*** Opening MATERIAL FOR THIS TASK ***

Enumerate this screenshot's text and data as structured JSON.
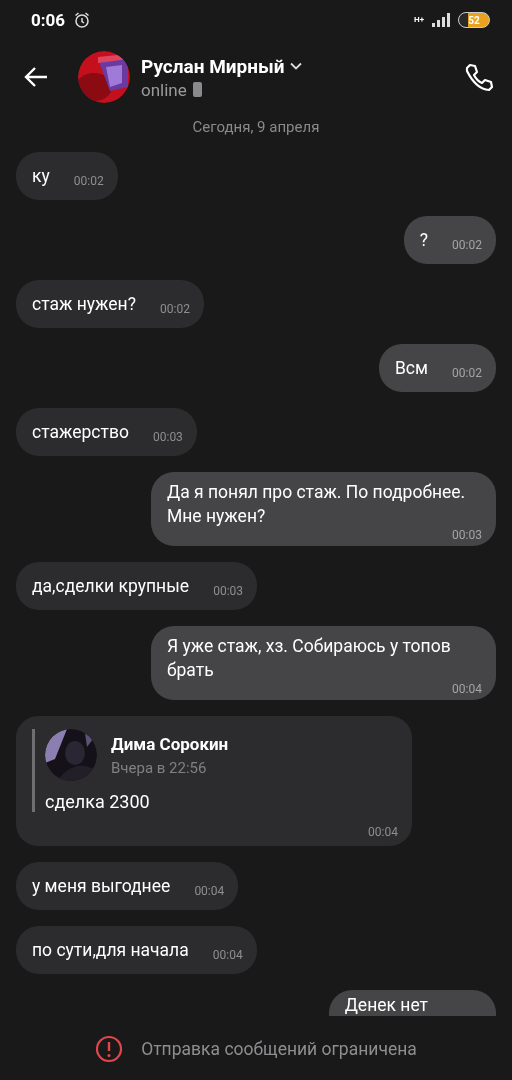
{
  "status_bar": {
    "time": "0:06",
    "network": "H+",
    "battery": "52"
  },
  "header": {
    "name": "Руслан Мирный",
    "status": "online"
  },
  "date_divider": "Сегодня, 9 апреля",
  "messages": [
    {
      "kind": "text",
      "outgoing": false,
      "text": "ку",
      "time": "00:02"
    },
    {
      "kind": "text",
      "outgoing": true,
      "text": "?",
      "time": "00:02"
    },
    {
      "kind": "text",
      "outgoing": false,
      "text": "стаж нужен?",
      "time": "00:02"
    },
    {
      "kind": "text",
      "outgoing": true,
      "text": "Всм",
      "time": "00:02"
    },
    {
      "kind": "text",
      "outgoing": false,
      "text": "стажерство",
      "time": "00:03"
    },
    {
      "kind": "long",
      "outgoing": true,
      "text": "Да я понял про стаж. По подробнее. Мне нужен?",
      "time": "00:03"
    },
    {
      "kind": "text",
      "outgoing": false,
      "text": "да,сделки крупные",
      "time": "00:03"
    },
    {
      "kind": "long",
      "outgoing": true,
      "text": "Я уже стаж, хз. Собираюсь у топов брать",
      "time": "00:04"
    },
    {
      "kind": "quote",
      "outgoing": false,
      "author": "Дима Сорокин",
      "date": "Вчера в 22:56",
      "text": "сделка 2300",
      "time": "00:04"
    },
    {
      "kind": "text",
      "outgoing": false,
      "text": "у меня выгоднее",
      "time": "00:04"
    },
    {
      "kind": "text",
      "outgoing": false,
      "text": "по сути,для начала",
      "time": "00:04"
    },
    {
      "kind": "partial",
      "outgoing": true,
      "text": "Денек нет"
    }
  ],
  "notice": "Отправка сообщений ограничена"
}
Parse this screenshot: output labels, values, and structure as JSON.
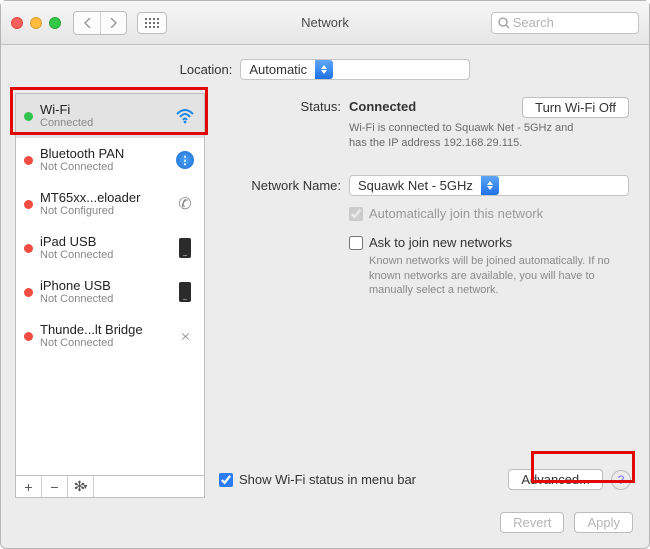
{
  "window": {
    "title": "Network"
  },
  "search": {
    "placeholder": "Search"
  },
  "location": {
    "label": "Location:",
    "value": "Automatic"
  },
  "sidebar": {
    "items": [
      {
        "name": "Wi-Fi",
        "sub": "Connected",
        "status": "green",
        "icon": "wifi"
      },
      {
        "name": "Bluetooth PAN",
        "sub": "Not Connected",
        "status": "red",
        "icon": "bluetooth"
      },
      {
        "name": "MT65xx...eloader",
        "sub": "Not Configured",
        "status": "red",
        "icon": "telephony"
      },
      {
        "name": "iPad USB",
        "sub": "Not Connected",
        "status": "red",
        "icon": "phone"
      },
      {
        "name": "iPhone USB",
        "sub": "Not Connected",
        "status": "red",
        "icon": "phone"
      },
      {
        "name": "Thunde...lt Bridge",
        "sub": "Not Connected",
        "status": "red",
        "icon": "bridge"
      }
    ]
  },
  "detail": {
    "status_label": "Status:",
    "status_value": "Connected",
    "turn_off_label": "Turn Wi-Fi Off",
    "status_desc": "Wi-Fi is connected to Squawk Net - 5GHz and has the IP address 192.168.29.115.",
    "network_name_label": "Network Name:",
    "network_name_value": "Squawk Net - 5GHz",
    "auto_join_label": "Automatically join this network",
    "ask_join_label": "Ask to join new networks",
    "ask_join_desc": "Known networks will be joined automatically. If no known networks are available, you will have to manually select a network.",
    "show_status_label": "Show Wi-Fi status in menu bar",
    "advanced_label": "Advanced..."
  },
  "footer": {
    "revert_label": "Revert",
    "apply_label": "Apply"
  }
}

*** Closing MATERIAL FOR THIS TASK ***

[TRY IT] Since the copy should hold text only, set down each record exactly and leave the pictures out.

[EXERCISE RESPONSE]
Enumerate this screenshot's text and data as structured JSON.
{
  "status_bar": {
    "time": "0:06",
    "network": "H+",
    "battery": "52"
  },
  "header": {
    "name": "Руслан Мирный",
    "status": "online"
  },
  "date_divider": "Сегодня, 9 апреля",
  "messages": [
    {
      "kind": "text",
      "outgoing": false,
      "text": "ку",
      "time": "00:02"
    },
    {
      "kind": "text",
      "outgoing": true,
      "text": "?",
      "time": "00:02"
    },
    {
      "kind": "text",
      "outgoing": false,
      "text": "стаж нужен?",
      "time": "00:02"
    },
    {
      "kind": "text",
      "outgoing": true,
      "text": "Всм",
      "time": "00:02"
    },
    {
      "kind": "text",
      "outgoing": false,
      "text": "стажерство",
      "time": "00:03"
    },
    {
      "kind": "long",
      "outgoing": true,
      "text": "Да я понял про стаж. По подробнее. Мне нужен?",
      "time": "00:03"
    },
    {
      "kind": "text",
      "outgoing": false,
      "text": "да,сделки крупные",
      "time": "00:03"
    },
    {
      "kind": "long",
      "outgoing": true,
      "text": "Я уже стаж, хз. Собираюсь у топов брать",
      "time": "00:04"
    },
    {
      "kind": "quote",
      "outgoing": false,
      "author": "Дима Сорокин",
      "date": "Вчера в 22:56",
      "text": "сделка 2300",
      "time": "00:04"
    },
    {
      "kind": "text",
      "outgoing": false,
      "text": "у меня выгоднее",
      "time": "00:04"
    },
    {
      "kind": "text",
      "outgoing": false,
      "text": "по сути,для начала",
      "time": "00:04"
    },
    {
      "kind": "partial",
      "outgoing": true,
      "text": "Денек нет"
    }
  ],
  "notice": "Отправка сообщений ограничена"
}
Parse this screenshot: output labels, values, and structure as JSON.
{
  "window": {
    "title": "Network"
  },
  "search": {
    "placeholder": "Search"
  },
  "location": {
    "label": "Location:",
    "value": "Automatic"
  },
  "sidebar": {
    "items": [
      {
        "name": "Wi-Fi",
        "sub": "Connected",
        "status": "green",
        "icon": "wifi"
      },
      {
        "name": "Bluetooth PAN",
        "sub": "Not Connected",
        "status": "red",
        "icon": "bluetooth"
      },
      {
        "name": "MT65xx...eloader",
        "sub": "Not Configured",
        "status": "red",
        "icon": "telephony"
      },
      {
        "name": "iPad USB",
        "sub": "Not Connected",
        "status": "red",
        "icon": "phone"
      },
      {
        "name": "iPhone USB",
        "sub": "Not Connected",
        "status": "red",
        "icon": "phone"
      },
      {
        "name": "Thunde...lt Bridge",
        "sub": "Not Connected",
        "status": "red",
        "icon": "bridge"
      }
    ]
  },
  "detail": {
    "status_label": "Status:",
    "status_value": "Connected",
    "turn_off_label": "Turn Wi-Fi Off",
    "status_desc": "Wi-Fi is connected to Squawk Net - 5GHz and has the IP address 192.168.29.115.",
    "network_name_label": "Network Name:",
    "network_name_value": "Squawk Net - 5GHz",
    "auto_join_label": "Automatically join this network",
    "ask_join_label": "Ask to join new networks",
    "ask_join_desc": "Known networks will be joined automatically. If no known networks are available, you will have to manually select a network.",
    "show_status_label": "Show Wi-Fi status in menu bar",
    "advanced_label": "Advanced..."
  },
  "footer": {
    "revert_label": "Revert",
    "apply_label": "Apply"
  }
}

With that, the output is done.